Every line with "title" in it must be copied from the data.

=== Section Start ===

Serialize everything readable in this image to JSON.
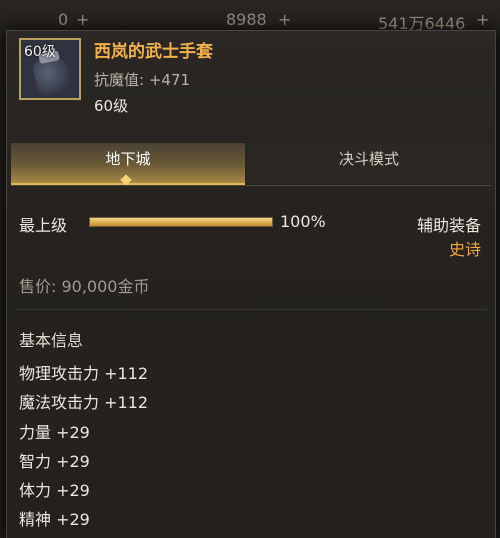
{
  "hud": {
    "val_a": "0",
    "val_b": "8988",
    "val_c": "541万6446",
    "plus": "+"
  },
  "item": {
    "icon_level": "60级",
    "name": "西岚的武士手套",
    "resist_label": "抗魔值:",
    "resist_value": "+471",
    "level": "60级",
    "icon": "gauntlet-icon"
  },
  "tabs": [
    {
      "label": "地下城",
      "active": true
    },
    {
      "label": "决斗模式",
      "active": false
    }
  ],
  "enhance": {
    "max_label": "最上级",
    "progress": 1.0,
    "progress_text": "100%"
  },
  "slot": {
    "type": "辅助装备",
    "rarity": "史诗"
  },
  "price": "售价: 90,000金币",
  "basic_info": {
    "title": "基本信息",
    "stats": [
      "物理攻击力 +112",
      "魔法攻击力 +112",
      "力量 +29",
      "智力 +29",
      "体力 +29",
      "精神 +29"
    ]
  },
  "colors": {
    "item_name": "#f2b24b",
    "rarity": "#f2a93b",
    "accent_gold": "#e3b853"
  }
}
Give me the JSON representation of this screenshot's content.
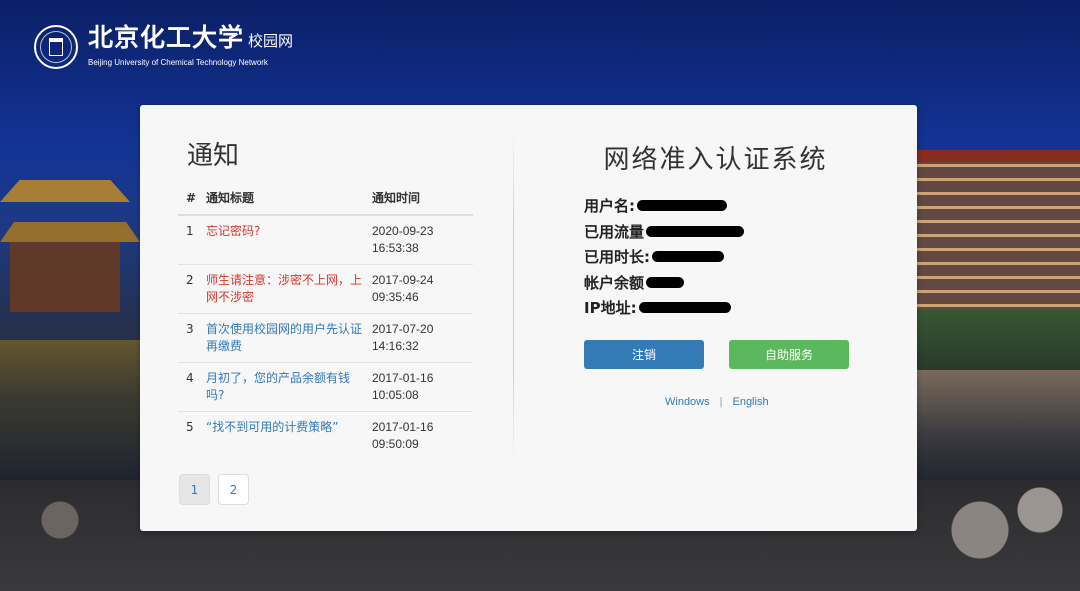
{
  "header": {
    "school_name_cn": "北京化工大学",
    "site_name_cn": "校园网",
    "school_name_en": "Beijing University of Chemical Technology Network"
  },
  "notices": {
    "title": "通知",
    "columns": [
      "#",
      "通知标题",
      "通知时间"
    ],
    "rows": [
      {
        "num": "1",
        "title": "忘记密码?",
        "date": "2020-09-23",
        "time": "16:53:38",
        "color": "#d9362b"
      },
      {
        "num": "2",
        "title": "师生请注意：涉密不上网，上网不涉密",
        "date": "2017-09-24",
        "time": "09:35:46",
        "color": "#d9362b"
      },
      {
        "num": "3",
        "title": "首次使用校园网的用户先认证再缴费",
        "date": "2017-07-20",
        "time": "14:16:32",
        "color": "#337ab7"
      },
      {
        "num": "4",
        "title": "月初了，您的产品余额有钱吗?",
        "date": "2017-01-16",
        "time": "10:05:08",
        "color": "#337ab7"
      },
      {
        "num": "5",
        "title": "“找不到可用的计费策略”",
        "date": "2017-01-16",
        "time": "09:50:09",
        "color": "#337ab7"
      }
    ],
    "pages": [
      "1",
      "2"
    ],
    "active_page": "1"
  },
  "system": {
    "title": "网络准入认证系统",
    "fields": [
      {
        "label": "用户名:",
        "value_redacted": true
      },
      {
        "label": "已用流量",
        "value_redacted": true
      },
      {
        "label": "已用时长:",
        "value_redacted": true
      },
      {
        "label": "帐户余额",
        "value_redacted": true
      },
      {
        "label": "IP地址:",
        "value_redacted": true
      }
    ],
    "logout_label": "注销",
    "self_service_label": "自助服务",
    "links": [
      "Windows",
      "English"
    ],
    "link_separator": "|"
  },
  "colors": {
    "primary": "#337ab7",
    "success": "#5cb85c",
    "alert": "#d9362b"
  }
}
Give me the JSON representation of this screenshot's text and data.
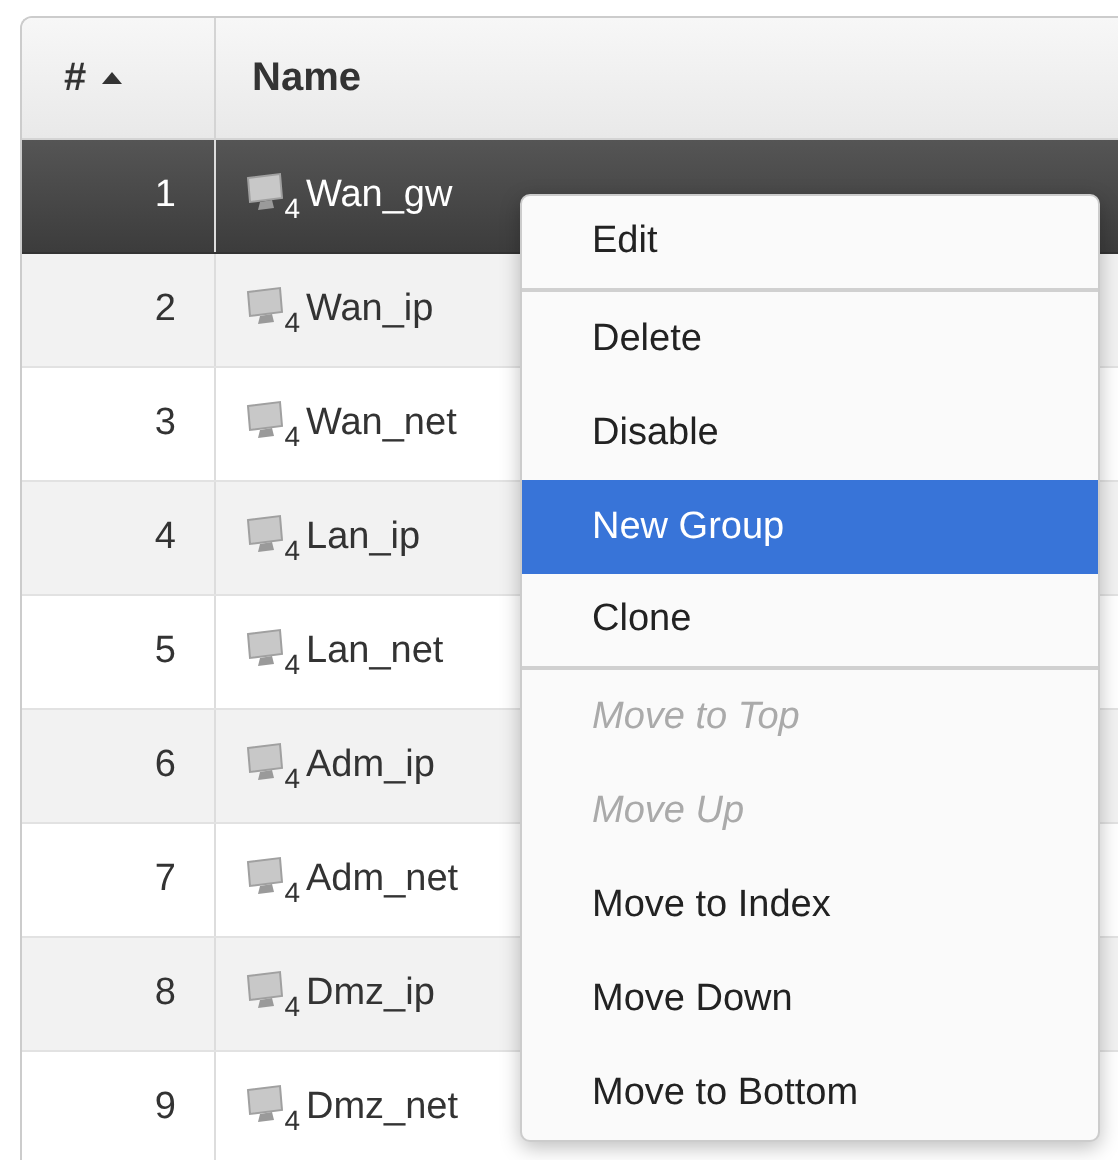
{
  "table": {
    "columns": [
      {
        "label": "#",
        "sorted": true
      },
      {
        "label": "Name",
        "sorted": false
      }
    ],
    "rows": [
      {
        "index": "1",
        "name": "Wan_gw",
        "badge": "4",
        "selected": true
      },
      {
        "index": "2",
        "name": "Wan_ip",
        "badge": "4",
        "selected": false
      },
      {
        "index": "3",
        "name": "Wan_net",
        "badge": "4",
        "selected": false
      },
      {
        "index": "4",
        "name": "Lan_ip",
        "badge": "4",
        "selected": false
      },
      {
        "index": "5",
        "name": "Lan_net",
        "badge": "4",
        "selected": false
      },
      {
        "index": "6",
        "name": "Adm_ip",
        "badge": "4",
        "selected": false
      },
      {
        "index": "7",
        "name": "Adm_net",
        "badge": "4",
        "selected": false
      },
      {
        "index": "8",
        "name": "Dmz_ip",
        "badge": "4",
        "selected": false
      },
      {
        "index": "9",
        "name": "Dmz_net",
        "badge": "4",
        "selected": false
      }
    ]
  },
  "context_menu": {
    "items": [
      {
        "label": "Edit",
        "selected": false,
        "disabled": false,
        "divider_after": true
      },
      {
        "label": "Delete",
        "selected": false,
        "disabled": false,
        "divider_after": false
      },
      {
        "label": "Disable",
        "selected": false,
        "disabled": false,
        "divider_after": false
      },
      {
        "label": "New Group",
        "selected": true,
        "disabled": false,
        "divider_after": false
      },
      {
        "label": "Clone",
        "selected": false,
        "disabled": false,
        "divider_after": true
      },
      {
        "label": "Move to Top",
        "selected": false,
        "disabled": true,
        "divider_after": false
      },
      {
        "label": "Move Up",
        "selected": false,
        "disabled": true,
        "divider_after": false
      },
      {
        "label": "Move to Index",
        "selected": false,
        "disabled": false,
        "divider_after": false
      },
      {
        "label": "Move Down",
        "selected": false,
        "disabled": false,
        "divider_after": false
      },
      {
        "label": "Move to Bottom",
        "selected": false,
        "disabled": false,
        "divider_after": false
      }
    ]
  }
}
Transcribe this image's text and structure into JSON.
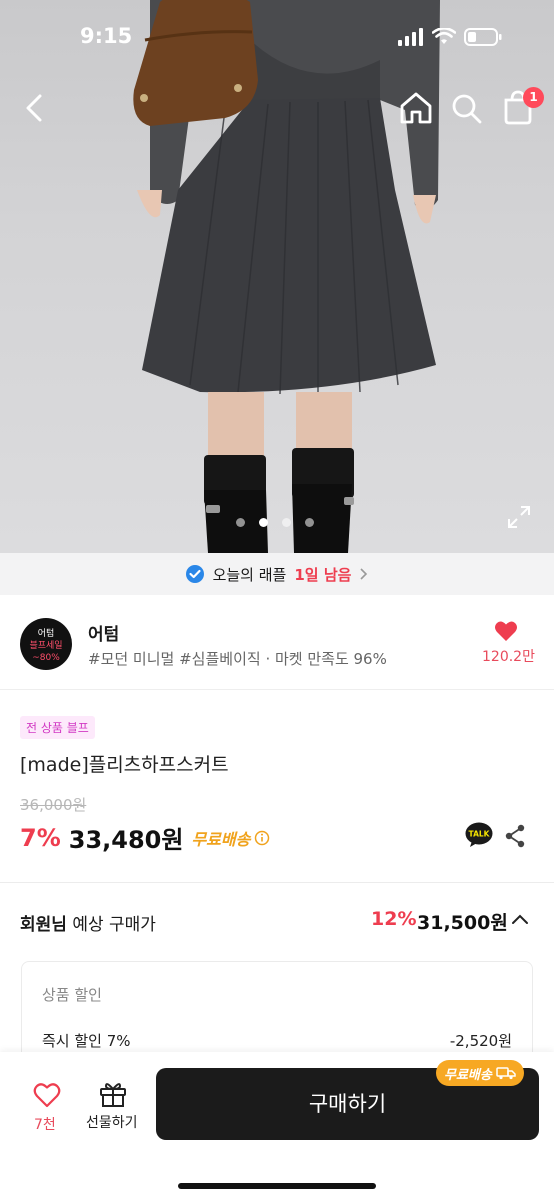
{
  "status_bar": {
    "time": "9:15"
  },
  "header": {
    "cart_count": "1"
  },
  "gallery": {
    "pages": 4,
    "active_index": 1
  },
  "raffle": {
    "text": "오늘의 래플",
    "remaining": "1일 남음"
  },
  "store": {
    "logo_lines": [
      "어텀",
      "블프세일",
      "~80%"
    ],
    "name": "어텀",
    "tags": "#모던 미니멀 #심플베이직 · 마켓 만족도 96%",
    "like_count": "120.2만"
  },
  "product": {
    "badge": "전 상품 블프",
    "title": "[made]플리츠하프스커트",
    "original_price": "36,000원",
    "discount_pct": "7%",
    "price": "33,480원",
    "free_shipping": "무료배송"
  },
  "member_price": {
    "label_bold": "회원님",
    "label_rest": " 예상 구매가",
    "discount_pct": "12%",
    "price": "31,500원"
  },
  "discount_card": {
    "title": "상품 할인",
    "rows": [
      {
        "label": "즉시 할인 7%",
        "value": "-2,520원"
      }
    ]
  },
  "bottom_bar": {
    "like_count": "7천",
    "gift_label": "선물하기",
    "buy_label": "구매하기",
    "ship_chip": "무료배송"
  },
  "colors": {
    "accent_red": "#ee3d4f",
    "free_ship_orange": "#f0a31d",
    "badge_pink": "#d23ac4",
    "buy_button": "#1b1b1b"
  }
}
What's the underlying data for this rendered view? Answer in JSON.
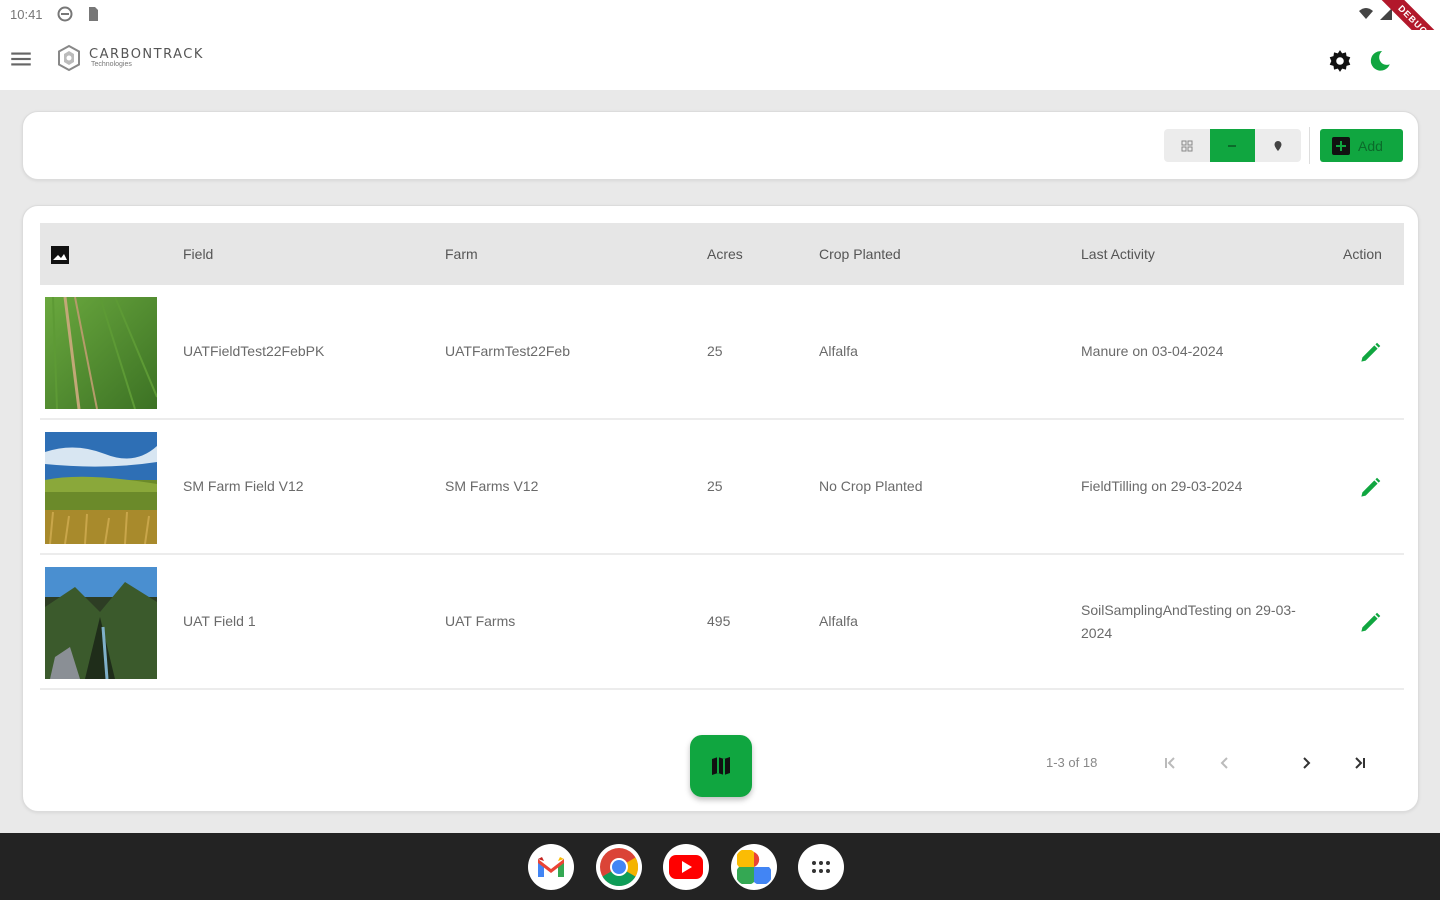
{
  "status_bar": {
    "time": "10:41",
    "debug_label": "DEBUG"
  },
  "app": {
    "brand_name": "CARBONTRACK",
    "brand_sub": "Technologies"
  },
  "toolbar": {
    "view_modes": [
      "grid-view-icon",
      "list-view-icon",
      "map-pin-view-icon"
    ],
    "active_view": "list",
    "add_label": "Add"
  },
  "table": {
    "columns": [
      "Field",
      "Farm",
      "Acres",
      "Crop Planted",
      "Last Activity",
      "Action"
    ],
    "rows": [
      {
        "field": "UATFieldTest22FebPK",
        "farm": "UATFarmTest22Feb",
        "acres": "25",
        "crop": "Alfalfa",
        "activity": "Manure on 03-04-2024"
      },
      {
        "field": "SM Farm Field V12",
        "farm": "SM Farms V12",
        "acres": "25",
        "crop": "No Crop Planted",
        "activity": "FieldTilling on 29-03-2024"
      },
      {
        "field": "UAT Field 1",
        "farm": "UAT Farms",
        "acres": "495",
        "crop": "Alfalfa",
        "activity": "SoilSamplingAndTesting on 29-03-2024"
      }
    ]
  },
  "pagination": {
    "label": "1-3 of 18"
  },
  "dock": {
    "apps": [
      "gmail-icon",
      "chrome-icon",
      "youtube-icon",
      "photos-icon",
      "app-launcher-icon"
    ]
  },
  "colors": {
    "accent": "#10a640",
    "dock": "#232323",
    "background": "#e9e9e9"
  }
}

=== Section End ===

## [Worked solution]
    "title": "基本信息",
    "title": "通知",
        "title": "忘记密码?",
        "title": "师生请注意：涉密不上网，上网不涉密",
        "title": "首次使用校园网的用户先认证再缴费",
        "title": "月初了，您的产品余额有钱吗?",
        "title": "“找不到可用的计费策略”",
    "title": "网络准入认证系统",
    "title": "[made]플리츠하프스커트",
    "title": "상품 할인",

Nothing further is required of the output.